-- Exercise details --
Track down each line below containing the string "this" and copy it.

-- Available records --
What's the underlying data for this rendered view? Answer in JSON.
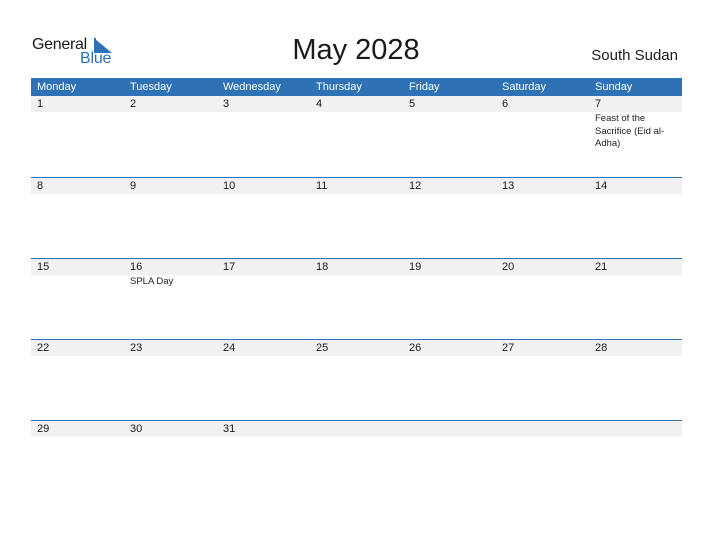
{
  "logo": {
    "word1": "General",
    "word2": "Blue"
  },
  "title": "May 2028",
  "country": "South Sudan",
  "colors": {
    "accent": "#2e72b5",
    "date_strip": "#f1f1f1"
  },
  "weekdays": [
    "Monday",
    "Tuesday",
    "Wednesday",
    "Thursday",
    "Friday",
    "Saturday",
    "Sunday"
  ],
  "weeks": [
    [
      {
        "day": "1",
        "holiday": ""
      },
      {
        "day": "2",
        "holiday": ""
      },
      {
        "day": "3",
        "holiday": ""
      },
      {
        "day": "4",
        "holiday": ""
      },
      {
        "day": "5",
        "holiday": ""
      },
      {
        "day": "6",
        "holiday": ""
      },
      {
        "day": "7",
        "holiday": "Feast of the Sacrifice (Eid al-Adha)"
      }
    ],
    [
      {
        "day": "8",
        "holiday": ""
      },
      {
        "day": "9",
        "holiday": ""
      },
      {
        "day": "10",
        "holiday": ""
      },
      {
        "day": "11",
        "holiday": ""
      },
      {
        "day": "12",
        "holiday": ""
      },
      {
        "day": "13",
        "holiday": ""
      },
      {
        "day": "14",
        "holiday": ""
      }
    ],
    [
      {
        "day": "15",
        "holiday": ""
      },
      {
        "day": "16",
        "holiday": "SPLA Day"
      },
      {
        "day": "17",
        "holiday": ""
      },
      {
        "day": "18",
        "holiday": ""
      },
      {
        "day": "19",
        "holiday": ""
      },
      {
        "day": "20",
        "holiday": ""
      },
      {
        "day": "21",
        "holiday": ""
      }
    ],
    [
      {
        "day": "22",
        "holiday": ""
      },
      {
        "day": "23",
        "holiday": ""
      },
      {
        "day": "24",
        "holiday": ""
      },
      {
        "day": "25",
        "holiday": ""
      },
      {
        "day": "26",
        "holiday": ""
      },
      {
        "day": "27",
        "holiday": ""
      },
      {
        "day": "28",
        "holiday": ""
      }
    ],
    [
      {
        "day": "29",
        "holiday": ""
      },
      {
        "day": "30",
        "holiday": ""
      },
      {
        "day": "31",
        "holiday": ""
      },
      {
        "day": "",
        "holiday": ""
      },
      {
        "day": "",
        "holiday": ""
      },
      {
        "day": "",
        "holiday": ""
      },
      {
        "day": "",
        "holiday": ""
      }
    ]
  ]
}
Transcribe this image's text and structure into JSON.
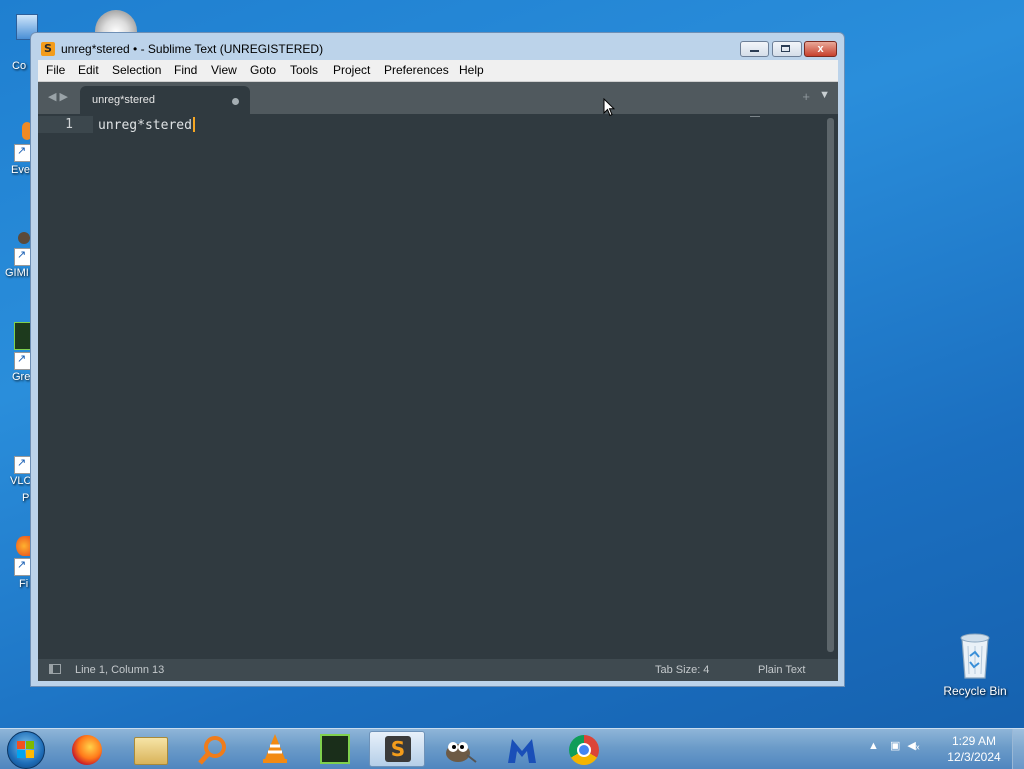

-- Solution --
What's the underlying data for this rendered view? Answer in JSON.
Transcribe this image's text and structure into JSON.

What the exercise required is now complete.